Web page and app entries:
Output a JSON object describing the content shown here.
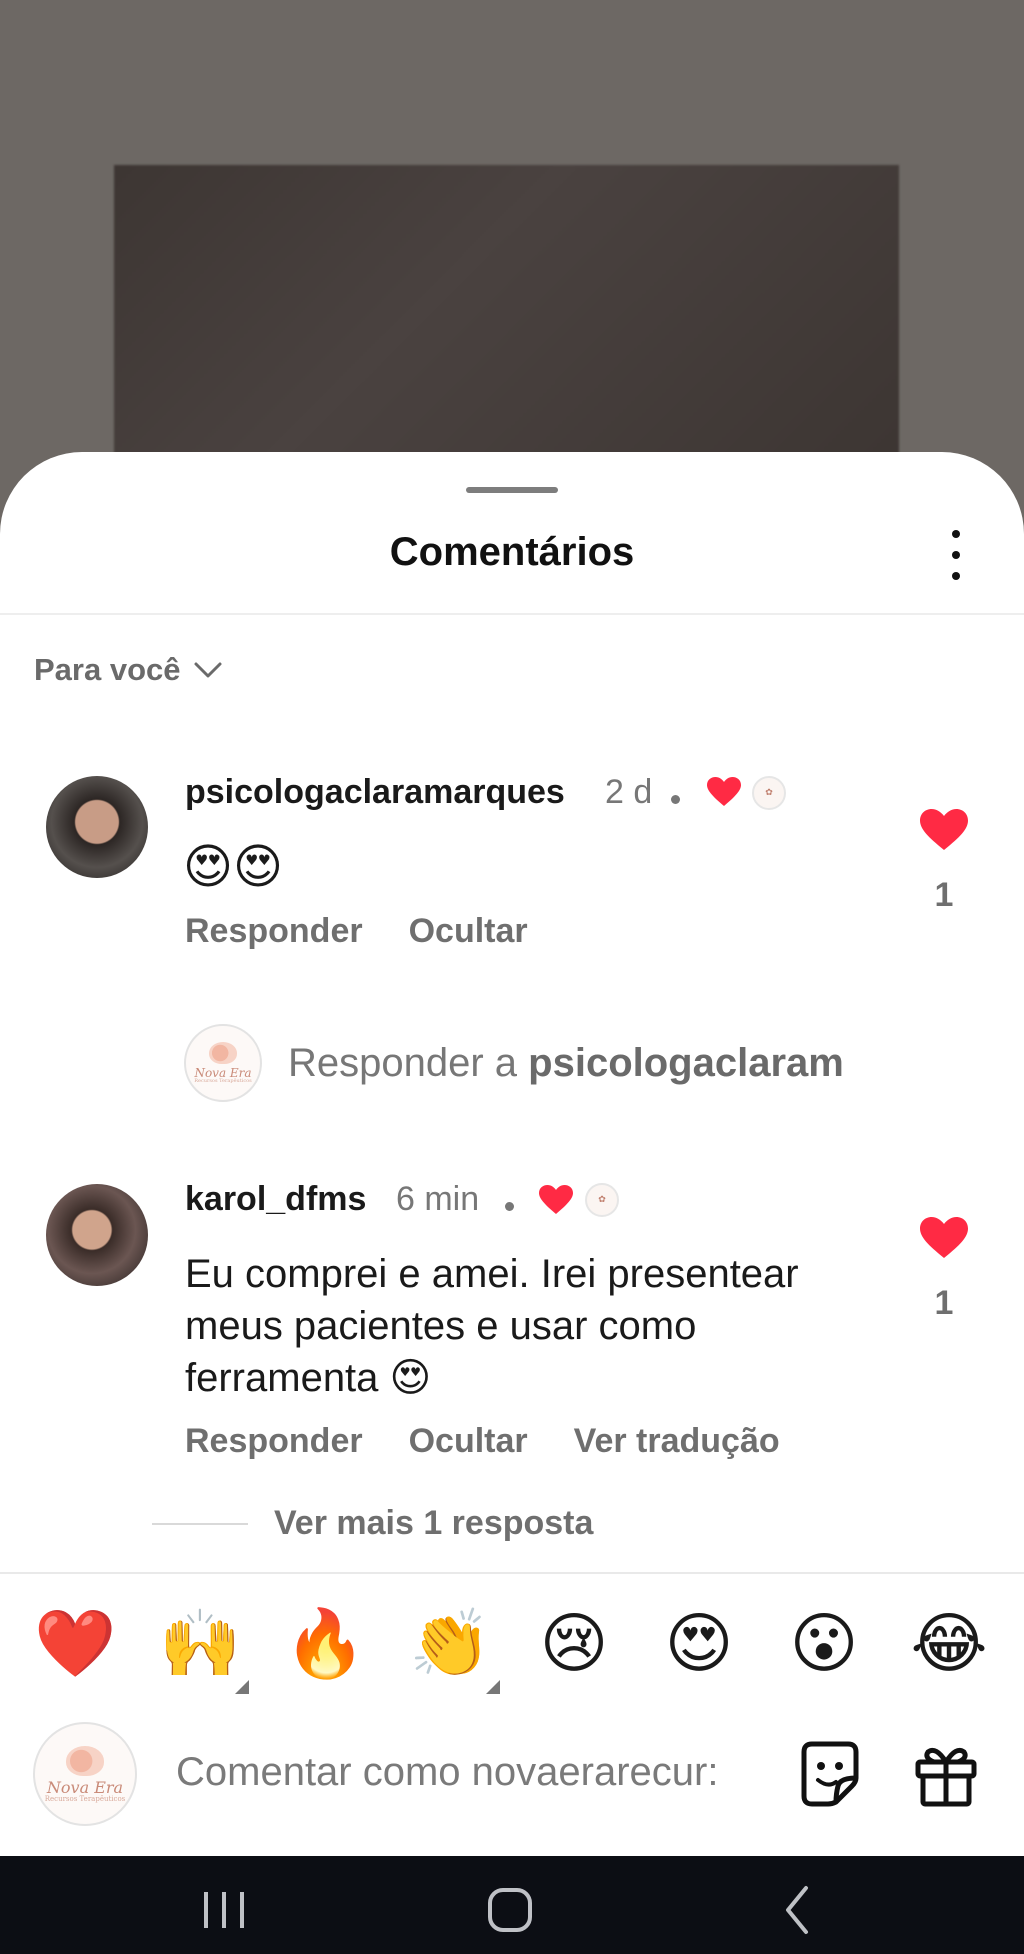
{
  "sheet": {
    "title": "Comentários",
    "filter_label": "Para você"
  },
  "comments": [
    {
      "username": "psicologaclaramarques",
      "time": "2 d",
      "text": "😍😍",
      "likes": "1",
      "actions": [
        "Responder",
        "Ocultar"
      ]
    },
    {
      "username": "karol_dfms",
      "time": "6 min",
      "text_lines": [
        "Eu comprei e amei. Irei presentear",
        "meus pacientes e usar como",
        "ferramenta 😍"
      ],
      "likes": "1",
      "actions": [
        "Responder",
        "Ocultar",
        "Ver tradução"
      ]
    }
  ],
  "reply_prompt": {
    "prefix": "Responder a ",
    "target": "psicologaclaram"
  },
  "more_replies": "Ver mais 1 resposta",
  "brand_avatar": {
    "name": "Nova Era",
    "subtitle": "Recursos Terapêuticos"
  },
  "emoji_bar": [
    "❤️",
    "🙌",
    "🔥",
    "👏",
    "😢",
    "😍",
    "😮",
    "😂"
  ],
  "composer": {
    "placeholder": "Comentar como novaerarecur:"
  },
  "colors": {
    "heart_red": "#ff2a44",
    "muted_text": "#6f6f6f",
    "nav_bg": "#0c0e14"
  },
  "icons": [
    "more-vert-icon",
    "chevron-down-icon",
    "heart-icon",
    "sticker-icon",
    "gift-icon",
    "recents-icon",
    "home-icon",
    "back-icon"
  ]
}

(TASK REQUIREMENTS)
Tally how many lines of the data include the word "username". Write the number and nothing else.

(RESPONSE AREA)
2